Material for this task —
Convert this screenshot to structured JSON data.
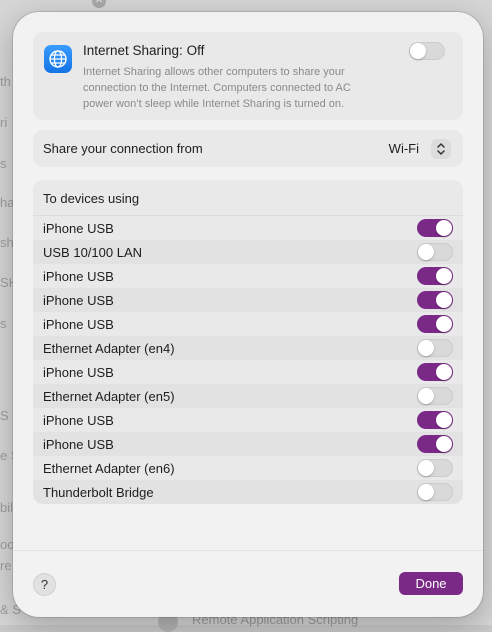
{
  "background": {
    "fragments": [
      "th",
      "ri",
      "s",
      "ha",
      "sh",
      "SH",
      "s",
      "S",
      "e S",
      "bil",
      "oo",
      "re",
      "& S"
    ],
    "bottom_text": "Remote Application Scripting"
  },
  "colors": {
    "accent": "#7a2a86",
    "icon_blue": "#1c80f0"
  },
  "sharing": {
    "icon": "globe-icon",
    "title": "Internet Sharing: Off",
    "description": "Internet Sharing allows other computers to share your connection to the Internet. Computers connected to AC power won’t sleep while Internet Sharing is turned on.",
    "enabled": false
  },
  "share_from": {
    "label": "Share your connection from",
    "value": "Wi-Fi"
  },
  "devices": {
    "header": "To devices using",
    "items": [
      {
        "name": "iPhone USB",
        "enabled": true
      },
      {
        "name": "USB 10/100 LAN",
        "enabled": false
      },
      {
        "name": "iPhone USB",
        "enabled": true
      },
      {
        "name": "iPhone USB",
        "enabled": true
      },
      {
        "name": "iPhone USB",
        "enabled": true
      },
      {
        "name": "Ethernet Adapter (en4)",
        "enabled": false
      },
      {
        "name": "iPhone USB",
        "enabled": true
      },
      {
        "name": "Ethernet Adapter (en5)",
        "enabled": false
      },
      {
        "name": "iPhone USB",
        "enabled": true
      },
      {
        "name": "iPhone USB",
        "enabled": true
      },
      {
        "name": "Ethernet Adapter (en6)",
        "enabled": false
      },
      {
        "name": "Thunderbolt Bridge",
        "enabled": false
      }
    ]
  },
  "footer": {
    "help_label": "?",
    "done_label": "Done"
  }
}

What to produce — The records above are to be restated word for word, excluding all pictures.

Response area —
Convert this screenshot to structured JSON data.
{
  "background": {
    "fragments": [
      "th",
      "ri",
      "s",
      "ha",
      "sh",
      "SH",
      "s",
      "S",
      "e S",
      "bil",
      "oo",
      "re",
      "& S"
    ],
    "bottom_text": "Remote Application Scripting"
  },
  "colors": {
    "accent": "#7a2a86",
    "icon_blue": "#1c80f0"
  },
  "sharing": {
    "icon": "globe-icon",
    "title": "Internet Sharing: Off",
    "description": "Internet Sharing allows other computers to share your connection to the Internet. Computers connected to AC power won’t sleep while Internet Sharing is turned on.",
    "enabled": false
  },
  "share_from": {
    "label": "Share your connection from",
    "value": "Wi-Fi"
  },
  "devices": {
    "header": "To devices using",
    "items": [
      {
        "name": "iPhone USB",
        "enabled": true
      },
      {
        "name": "USB 10/100 LAN",
        "enabled": false
      },
      {
        "name": "iPhone USB",
        "enabled": true
      },
      {
        "name": "iPhone USB",
        "enabled": true
      },
      {
        "name": "iPhone USB",
        "enabled": true
      },
      {
        "name": "Ethernet Adapter (en4)",
        "enabled": false
      },
      {
        "name": "iPhone USB",
        "enabled": true
      },
      {
        "name": "Ethernet Adapter (en5)",
        "enabled": false
      },
      {
        "name": "iPhone USB",
        "enabled": true
      },
      {
        "name": "iPhone USB",
        "enabled": true
      },
      {
        "name": "Ethernet Adapter (en6)",
        "enabled": false
      },
      {
        "name": "Thunderbolt Bridge",
        "enabled": false
      }
    ]
  },
  "footer": {
    "help_label": "?",
    "done_label": "Done"
  }
}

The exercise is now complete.